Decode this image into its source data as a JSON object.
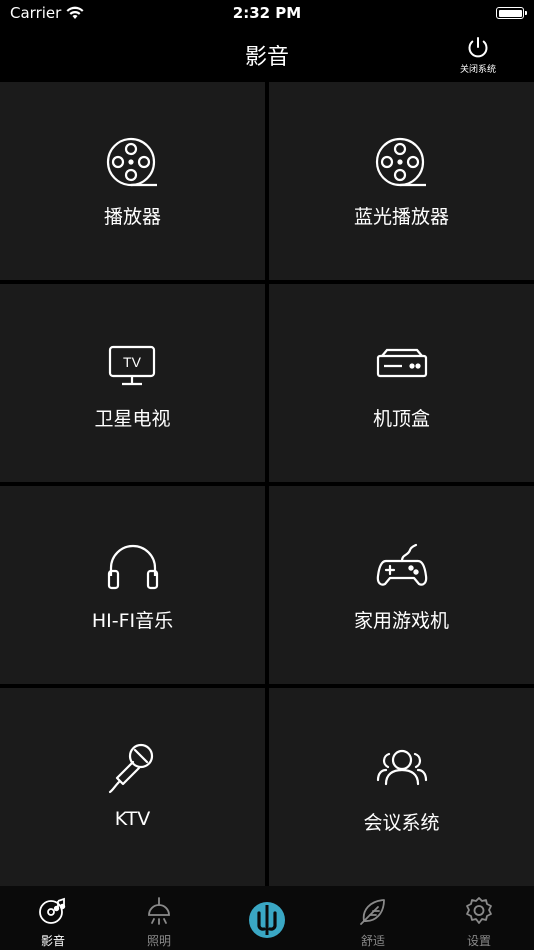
{
  "status": {
    "carrier": "Carrier",
    "time": "2:32 PM"
  },
  "nav": {
    "title": "影音",
    "power_label": "关闭系统"
  },
  "tiles": [
    {
      "label": "播放器",
      "icon": "film-reel-icon"
    },
    {
      "label": "蓝光播放器",
      "icon": "film-reel-icon"
    },
    {
      "label": "卫星电视",
      "icon": "tv-icon"
    },
    {
      "label": "机顶盒",
      "icon": "set-top-box-icon"
    },
    {
      "label": "HI-FI音乐",
      "icon": "headphones-icon"
    },
    {
      "label": "家用游戏机",
      "icon": "gamepad-icon"
    },
    {
      "label": "KTV",
      "icon": "microphone-icon"
    },
    {
      "label": "会议系统",
      "icon": "people-icon"
    }
  ],
  "tabs": [
    {
      "label": "影音",
      "icon": "music-disc-icon",
      "active": true
    },
    {
      "label": "照明",
      "icon": "ceiling-lamp-icon",
      "active": false
    },
    {
      "label": "",
      "icon": "app-logo-icon",
      "active": false
    },
    {
      "label": "舒适",
      "icon": "leaf-icon",
      "active": false
    },
    {
      "label": "设置",
      "icon": "gear-icon",
      "active": false
    }
  ],
  "colors": {
    "background": "#000000",
    "tile": "#1b1b1b",
    "accent_logo": "#3aa7c4",
    "inactive_tab": "#8a8a8a"
  }
}
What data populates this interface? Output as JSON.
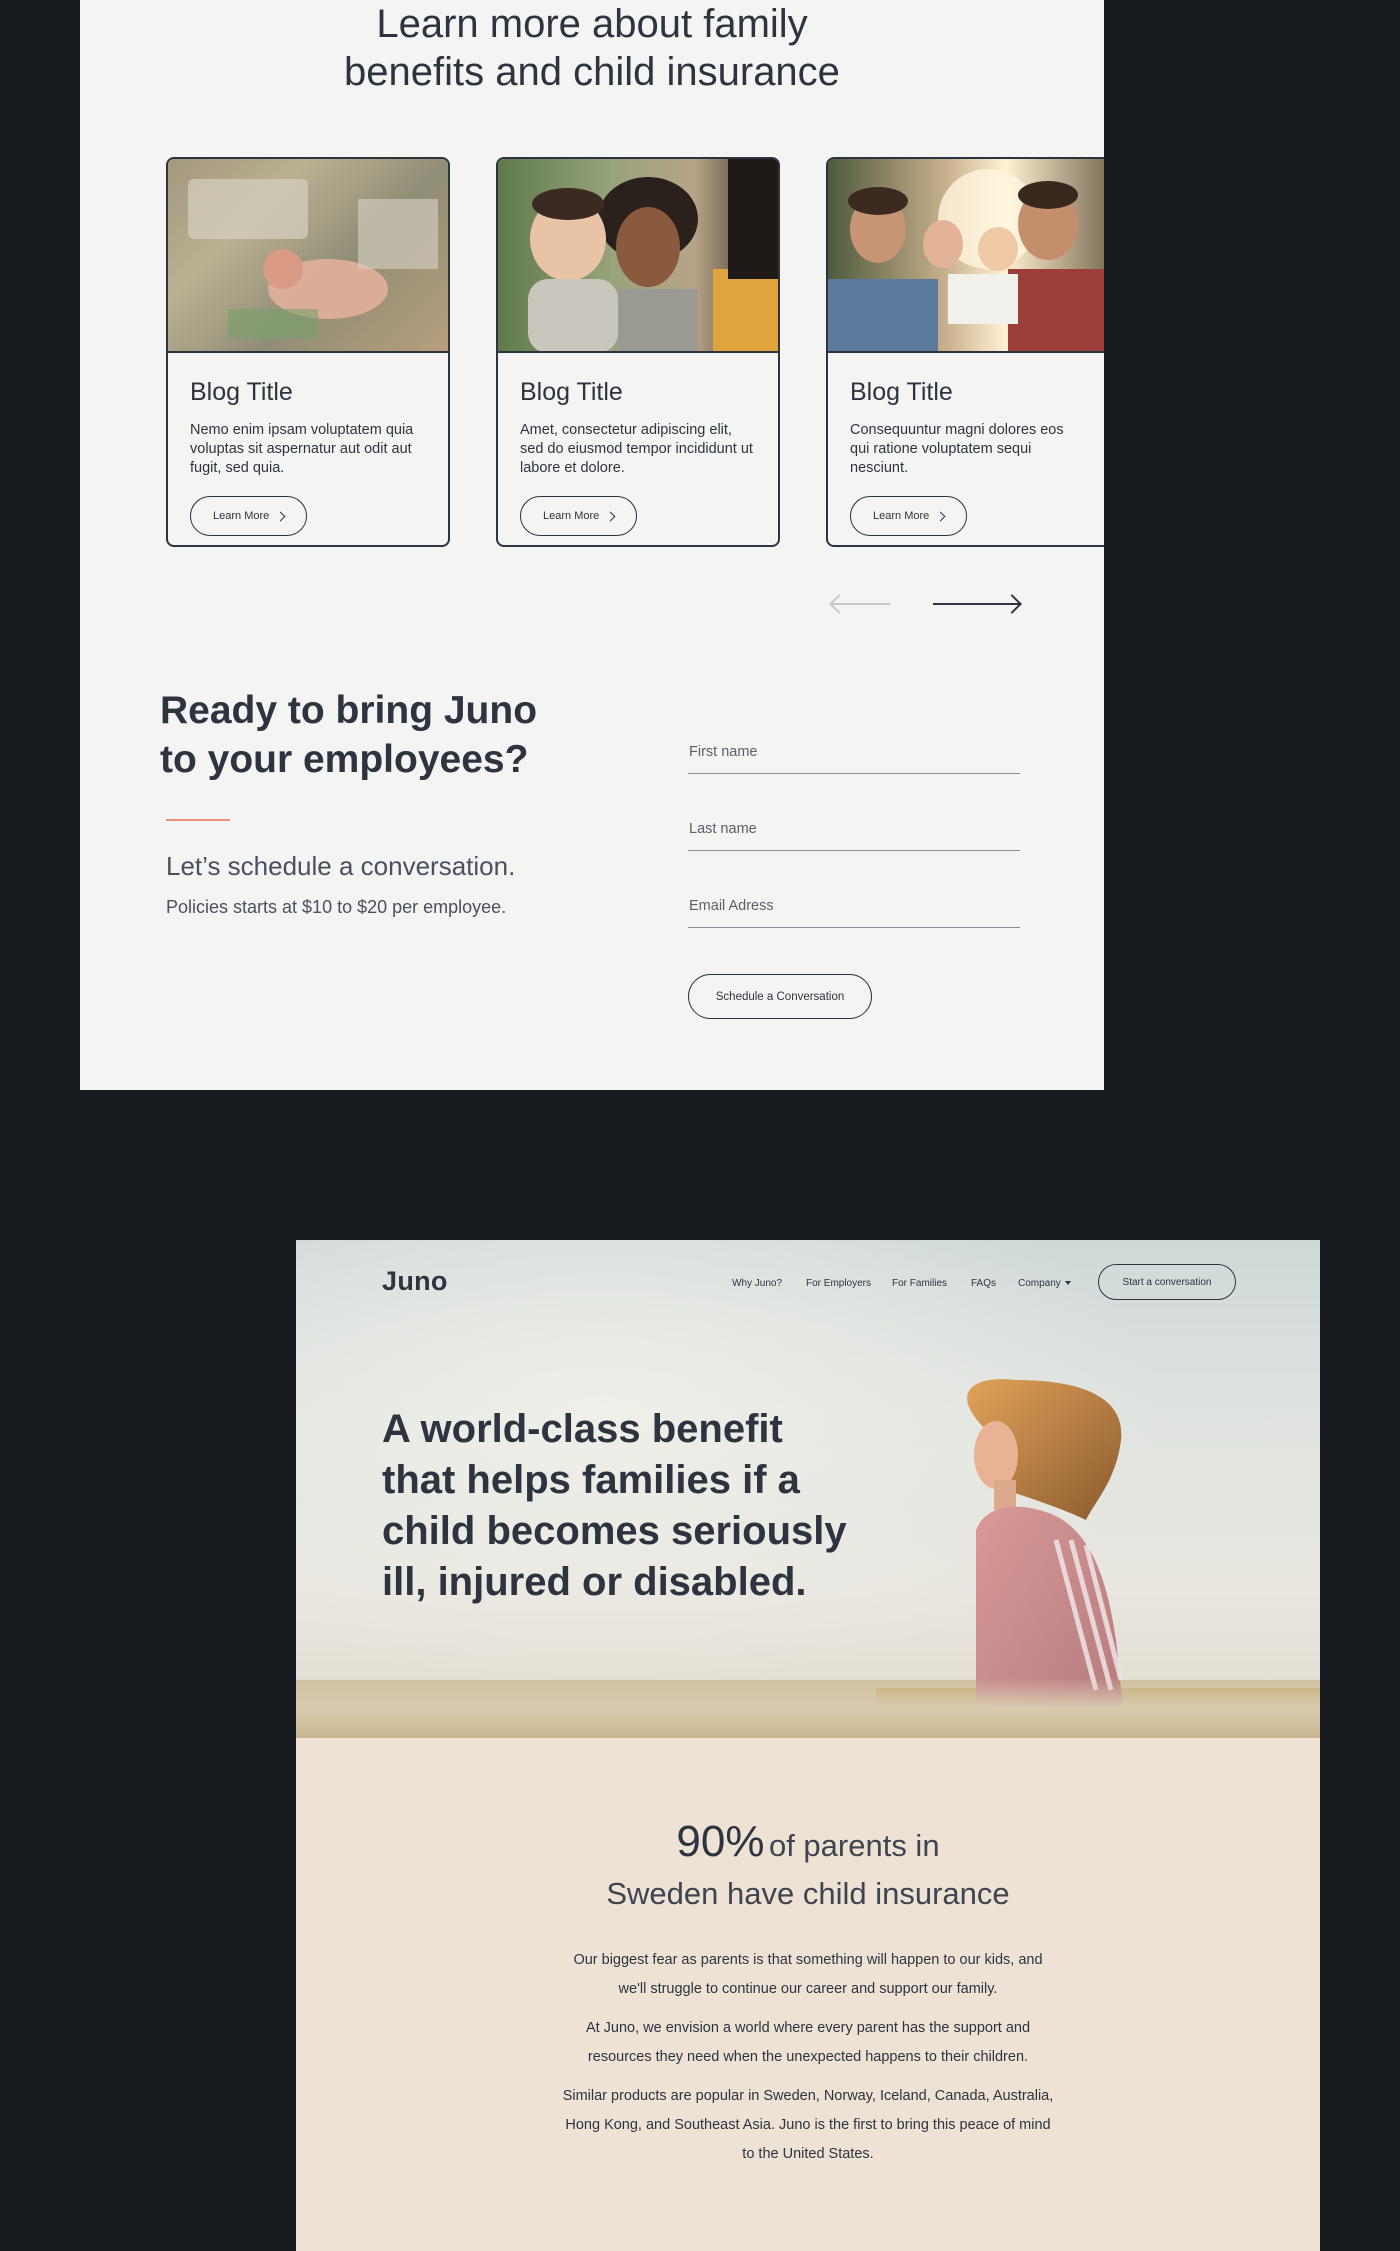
{
  "blog_section": {
    "title_line1": "Learn more about family",
    "title_line2": "benefits and child insurance",
    "cards": [
      {
        "title": "Blog Title",
        "text": "Nemo enim ipsam voluptatem quia voluptas sit aspernatur aut odit aut fugit, sed quia.",
        "button": "Learn More"
      },
      {
        "title": "Blog Title",
        "text": "Amet, consectetur adipiscing elit, sed do eiusmod tempor incididunt ut labore et dolore.",
        "button": "Learn More"
      },
      {
        "title": "Blog Title",
        "text": "Consequuntur magni dolores eos qui ratione voluptatem sequi nesciunt.",
        "button": "Learn More"
      }
    ]
  },
  "cta": {
    "title_line1": "Ready to bring Juno",
    "title_line2": "to your employees?",
    "subtitle": "Let’s schedule a conversation.",
    "note": "Policies starts at $10 to $20 per employee.",
    "fields": {
      "first_name": "First name",
      "last_name": "Last name",
      "email": "Email Adress"
    },
    "button": "Schedule a Conversation"
  },
  "header": {
    "logo": "Juno",
    "nav": [
      "Why Juno?",
      "For Employers",
      "For Families",
      "FAQs",
      "Company"
    ],
    "cta": "Start a conversation"
  },
  "hero": {
    "title": "A world-class benefit that helps families if a child becomes seriously ill, injured or disabled."
  },
  "stat": {
    "value": "90%",
    "text_line1": "of parents in",
    "text_line2": "Sweden have child insurance",
    "paragraphs": [
      "Our biggest fear as parents is that something will happen to our kids, and we'll struggle to continue our career and support our family.",
      "At Juno, we envision a world where every parent has the support and resources they need when the unexpected happens to their children.",
      "Similar products are popular in Sweden, Norway, Iceland, Canada, Australia, Hong Kong, and Southeast Asia. Juno is the first to bring this peace of mind to the United States."
    ]
  }
}
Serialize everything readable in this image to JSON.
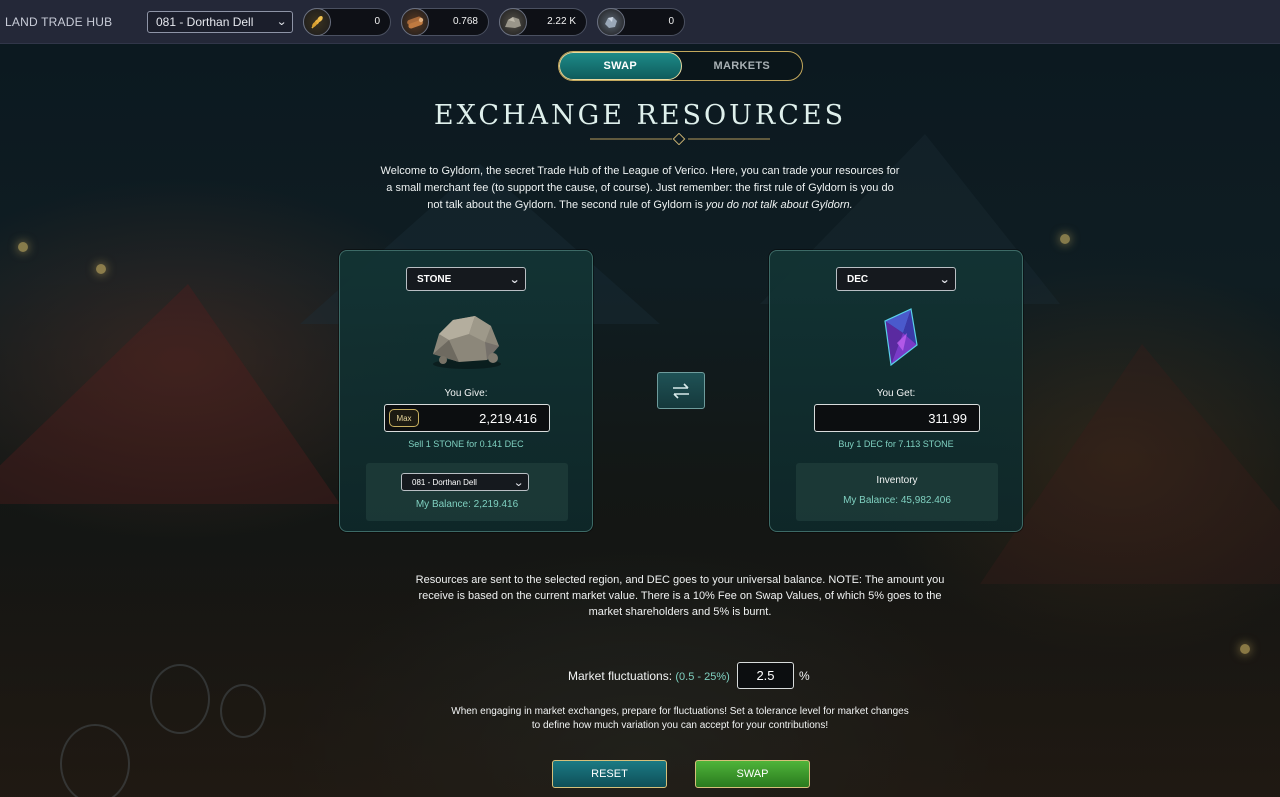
{
  "header": {
    "app_title": "LAND TRADE HUB",
    "region_selected": "081 - Dorthan Dell",
    "resources": [
      {
        "icon": "grain-icon",
        "value": "0"
      },
      {
        "icon": "wood-icon",
        "value": "0.768"
      },
      {
        "icon": "stone-icon",
        "value": "2.22 K"
      },
      {
        "icon": "iron-icon",
        "value": "0"
      }
    ]
  },
  "tabs": [
    {
      "label": "SWAP",
      "active": true
    },
    {
      "label": "MARKETS",
      "active": false
    }
  ],
  "main": {
    "title": "EXCHANGE RESOURCES",
    "intro_text": "Welcome to Gyldorn, the secret Trade Hub of the League of Verico. Here, you can trade your resources for a small merchant fee (to support the cause, of course). Just remember: the first rule of Gyldorn is you do not talk about the Gyldorn. The second rule of Gyldorn is ",
    "intro_emphasis": "you do not talk about Gyldorn."
  },
  "give_panel": {
    "resource": "STONE",
    "label": "You Give:",
    "max_label": "Max",
    "amount": "2,219.416",
    "rate": "Sell 1 STONE for 0.141 DEC",
    "region": "081 - Dorthan Dell",
    "balance": "My Balance: 2,219.416"
  },
  "get_panel": {
    "resource": "DEC",
    "label": "You Get:",
    "amount": "311.99",
    "rate": "Buy 1 DEC for 7.113 STONE",
    "inventory_title": "Inventory",
    "balance": "My Balance: 45,982.406"
  },
  "note": "Resources are sent to the selected region, and DEC goes to your universal balance. NOTE: The amount you receive is based on the current market value. There is a 10% Fee on Swap Values, of which 5% goes to the market shareholders and 5% is burnt.",
  "fluctuation": {
    "label": "Market fluctuations:",
    "range": "(0.5 - 25%)",
    "value": "2.5",
    "unit": "%",
    "help": "When engaging in market exchanges, prepare for fluctuations! Set a tolerance level for market changes to define how much variation you can accept for your contributions!"
  },
  "actions": {
    "reset_label": "RESET",
    "swap_label": "SWAP"
  }
}
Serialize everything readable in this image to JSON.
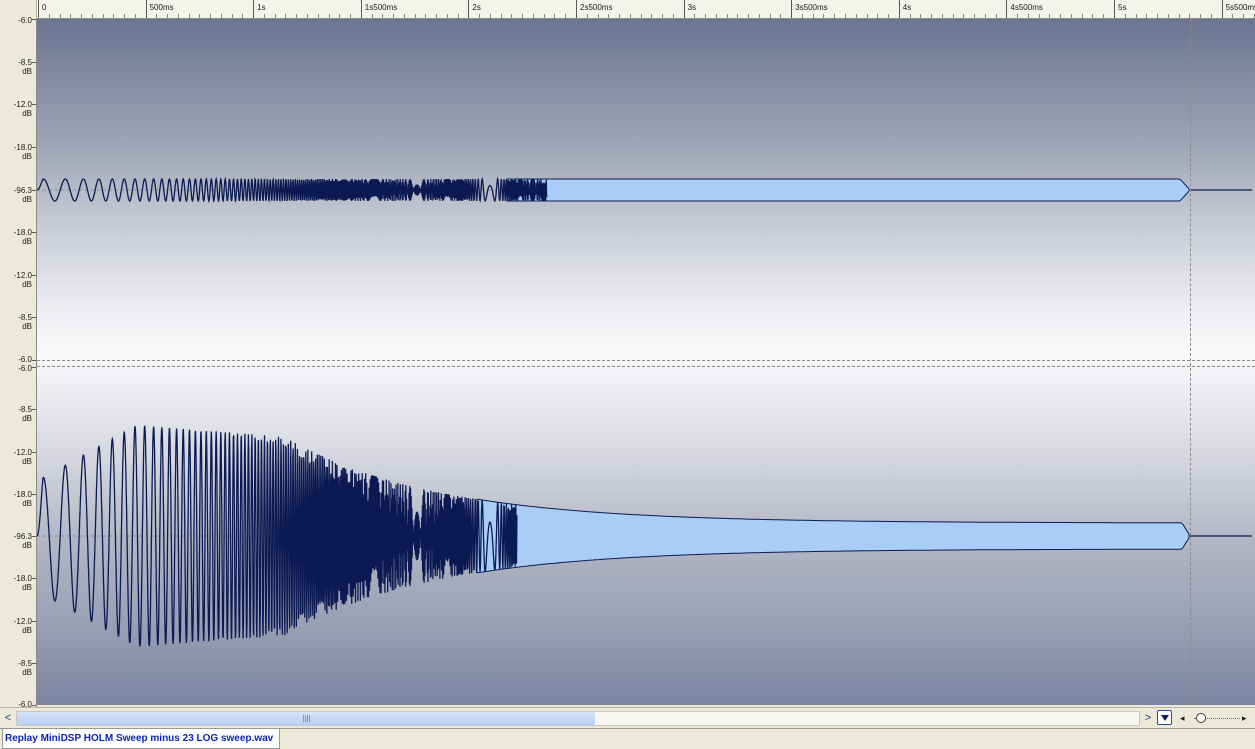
{
  "timeline": {
    "labels": [
      "0",
      "500ms",
      "1s",
      "1s500ms",
      "2s",
      "2s500ms",
      "3s",
      "3s500ms",
      "4s",
      "4s500ms",
      "5s",
      "5s500ms"
    ]
  },
  "channels": [
    {
      "name": "channel-1",
      "db_labels": [
        {
          "value": "-6.0",
          "unit": ""
        },
        {
          "value": "-8.5",
          "unit": "dB"
        },
        {
          "value": "-12.0",
          "unit": "dB"
        },
        {
          "value": "-18.0",
          "unit": "dB"
        },
        {
          "value": "-96.3",
          "unit": "dB"
        },
        {
          "value": "-18.0",
          "unit": "dB"
        },
        {
          "value": "-12.0",
          "unit": "dB"
        },
        {
          "value": "-8.5",
          "unit": "dB"
        },
        {
          "value": "-6.0",
          "unit": ""
        }
      ]
    },
    {
      "name": "channel-2",
      "db_labels": [
        {
          "value": "-6.0",
          "unit": ""
        },
        {
          "value": "-8.5",
          "unit": "dB"
        },
        {
          "value": "-12.0",
          "unit": "dB"
        },
        {
          "value": "-18.0",
          "unit": "dB"
        },
        {
          "value": "-96.3",
          "unit": "dB"
        },
        {
          "value": "-18.0",
          "unit": "dB"
        },
        {
          "value": "-12.0",
          "unit": "dB"
        },
        {
          "value": "-8.5",
          "unit": "dB"
        },
        {
          "value": "-6.0",
          "unit": ""
        }
      ]
    }
  ],
  "colors": {
    "waveform_stroke": "#0b1a52",
    "waveform_fill": "#a9cdf6"
  },
  "scrollbar": {
    "left_arrow": "<",
    "right_arrow": ">",
    "zoom_left": "◂",
    "zoom_right": "▸"
  },
  "tabs": {
    "file": "Replay MiniDSP HOLM Sweep minus 23 LOG sweep.wav"
  }
}
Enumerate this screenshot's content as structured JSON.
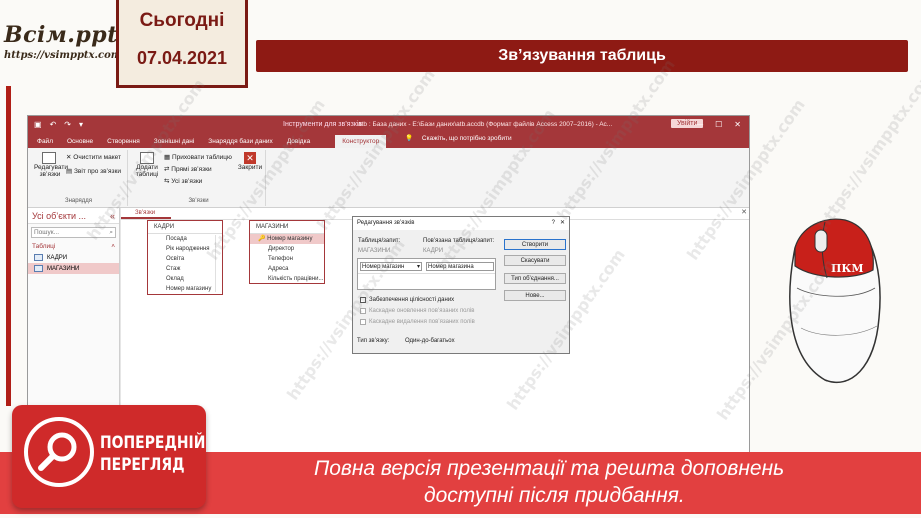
{
  "logo": {
    "name": "Всім.pptx",
    "url": "https://vsimpptx.com"
  },
  "date_tab": {
    "today": "Сьогодні",
    "date": "07.04.2021"
  },
  "slide_title": "Зв’язування таблиць",
  "watermark": "https://vsimpptx.com",
  "access": {
    "titlebar": {
      "context_tools": "Інструменти для зв’язків",
      "doc_title": "atb : База даних - E:\\Бази даних\\atb.accdb (Формат файлів Access 2007–2016) - Ac...",
      "signin": "Увійти"
    },
    "tabs": [
      "Файл",
      "Основне",
      "Створення",
      "Зовнішні дані",
      "Знаряддя бази даних",
      "Довідка",
      "Конструктор"
    ],
    "active_tab": "Конструктор",
    "tell_me": "Скажіть, що потрібно зробити",
    "ribbon": {
      "edit_relationships": "Редагувати зв’язки",
      "clear_layout": "Очистити макет",
      "relationship_report": "Звіт про зв’язки",
      "tools_group": "Знаряддя",
      "add_tables": "Додати таблиці",
      "hide_table": "Приховати таблицю",
      "direct_relationships": "Прямі зв’язки",
      "all_relationships": "Усі зв’язки",
      "relationships_group": "Зв’язки",
      "close": "Закрити"
    },
    "nav": {
      "header": "Усі об’єкти ...",
      "search_placeholder": "Пошук...",
      "section": "Таблиці",
      "items": [
        {
          "label": "КАДРИ"
        },
        {
          "label": "МАГАЗИНИ"
        }
      ]
    },
    "doc_tab": "Зв’язки",
    "tables": {
      "kadry": {
        "title": "КАДРИ",
        "fields": [
          "Посада",
          "Рік народження",
          "Освіта",
          "Стаж",
          "Оклад",
          "Номер магазину"
        ]
      },
      "magazyny": {
        "title": "МАГАЗИНИ",
        "fields": [
          "Номер магазину",
          "Директор",
          "Телефон",
          "Адреса",
          "Кількість працівни..."
        ]
      }
    },
    "dialog": {
      "title": "Редагування зв’язків",
      "help": "?",
      "table_label": "Таблиця/запит:",
      "related_label": "Пов’язана таблиця/запит:",
      "table_value": "МАГАЗИНИ",
      "related_value": "КАДРИ",
      "field_left": "Номер магазин",
      "field_right": "Номер магазина",
      "btn_create": "Створити",
      "btn_cancel": "Скасувати",
      "btn_join": "Тип об’єднання...",
      "btn_new": "Нове...",
      "chk_integrity": "Забезпечення цілісності даних",
      "chk_cascade_update": "Каскадне оновлення пов’язаних полів",
      "chk_cascade_delete": "Каскадне видалення пов’язаних полів",
      "rel_type_label": "Тип зв’язку:",
      "rel_type_value": "Один-до-багатьох"
    }
  },
  "mouse_label": "ПКМ",
  "preview": {
    "line1": "ПОПЕРЕДНІЙ",
    "line2": "ПЕРЕГЛЯД"
  },
  "banner": {
    "line1": "Повна версія презентації та решта доповнень",
    "line2": "доступні після придбання."
  }
}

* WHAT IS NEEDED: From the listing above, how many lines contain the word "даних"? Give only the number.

* REPLY: 3